Component data from apps and pages
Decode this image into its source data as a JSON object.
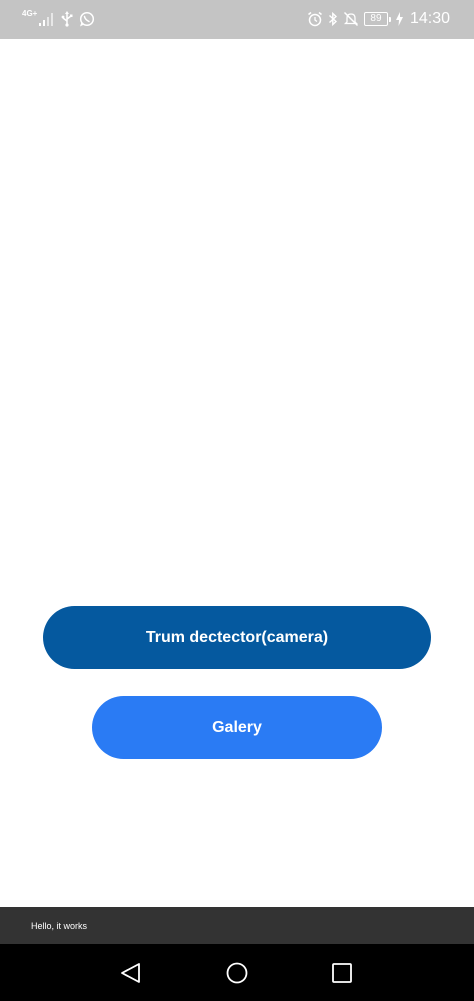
{
  "status_bar": {
    "network_type": "4G",
    "network_superscript": "+",
    "battery_level": "89",
    "time": "14:30",
    "icons": [
      "signal-icon",
      "usb-icon",
      "whatsapp-icon",
      "alarm-icon",
      "bluetooth-icon",
      "mute-icon",
      "battery-icon",
      "charging-icon"
    ]
  },
  "main": {
    "camera_button_label": "Trum dectector(camera)",
    "gallery_button_label": "Galery"
  },
  "snackbar": {
    "message": "Hello, it works"
  },
  "nav_bar": {
    "icons": [
      "back-icon",
      "home-icon",
      "recent-apps-icon"
    ]
  },
  "colors": {
    "status_bar": "#c4c4c4",
    "camera_button": "#05599f",
    "gallery_button": "#2a7bf4",
    "snackbar": "#333333",
    "nav_bar": "#000000"
  }
}
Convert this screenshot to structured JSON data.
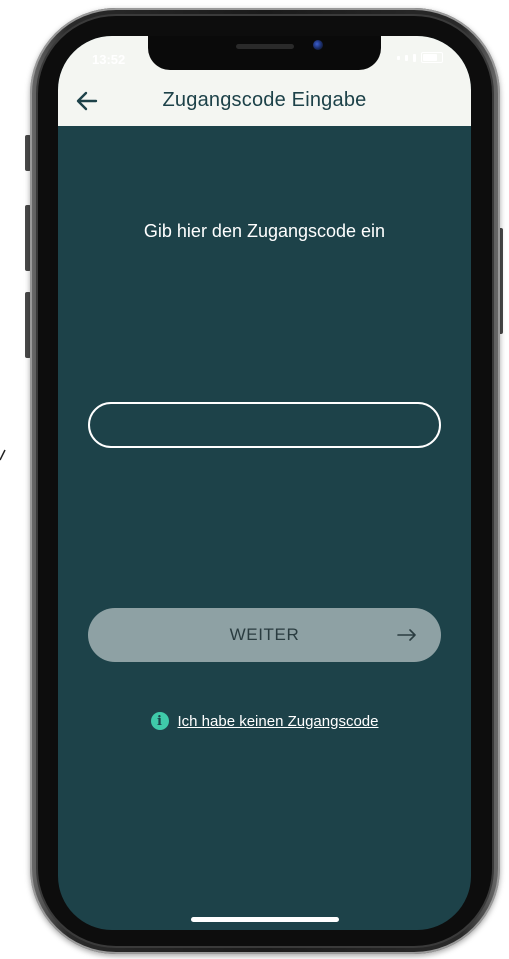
{
  "status_bar": {
    "time": "13:52"
  },
  "header": {
    "title": "Zugangscode Eingabe",
    "back_icon": "arrow-left-icon"
  },
  "main": {
    "prompt": "Gib hier den Zugangscode ein",
    "code_input": {
      "value": "",
      "placeholder": ""
    },
    "next_button": {
      "label": "WEITER",
      "icon": "arrow-right-icon"
    },
    "help_link": {
      "icon": "info-icon",
      "label": "Ich habe keinen Zugangscode"
    }
  },
  "colors": {
    "background": "#1d4249",
    "header_bg": "#f4f6f2",
    "button_bg": "#8ea1a4",
    "accent": "#3fcaa9",
    "text_light": "#ffffff"
  }
}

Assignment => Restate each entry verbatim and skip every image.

Solution to the problem =>
Decode this image into its source data as a JSON object.
{
  "status_bar": {
    "network_type": "4G",
    "network_superscript": "+",
    "battery_level": "89",
    "time": "14:30",
    "icons": [
      "signal-icon",
      "usb-icon",
      "whatsapp-icon",
      "alarm-icon",
      "bluetooth-icon",
      "mute-icon",
      "battery-icon",
      "charging-icon"
    ]
  },
  "main": {
    "camera_button_label": "Trum dectector(camera)",
    "gallery_button_label": "Galery"
  },
  "snackbar": {
    "message": "Hello, it works"
  },
  "nav_bar": {
    "icons": [
      "back-icon",
      "home-icon",
      "recent-apps-icon"
    ]
  },
  "colors": {
    "status_bar": "#c4c4c4",
    "camera_button": "#05599f",
    "gallery_button": "#2a7bf4",
    "snackbar": "#333333",
    "nav_bar": "#000000"
  }
}
Convert this screenshot to structured JSON data.
{
  "status_bar": {
    "time": "13:52"
  },
  "header": {
    "title": "Zugangscode Eingabe",
    "back_icon": "arrow-left-icon"
  },
  "main": {
    "prompt": "Gib hier den Zugangscode ein",
    "code_input": {
      "value": "",
      "placeholder": ""
    },
    "next_button": {
      "label": "WEITER",
      "icon": "arrow-right-icon"
    },
    "help_link": {
      "icon": "info-icon",
      "label": "Ich habe keinen Zugangscode"
    }
  },
  "colors": {
    "background": "#1d4249",
    "header_bg": "#f4f6f2",
    "button_bg": "#8ea1a4",
    "accent": "#3fcaa9",
    "text_light": "#ffffff"
  }
}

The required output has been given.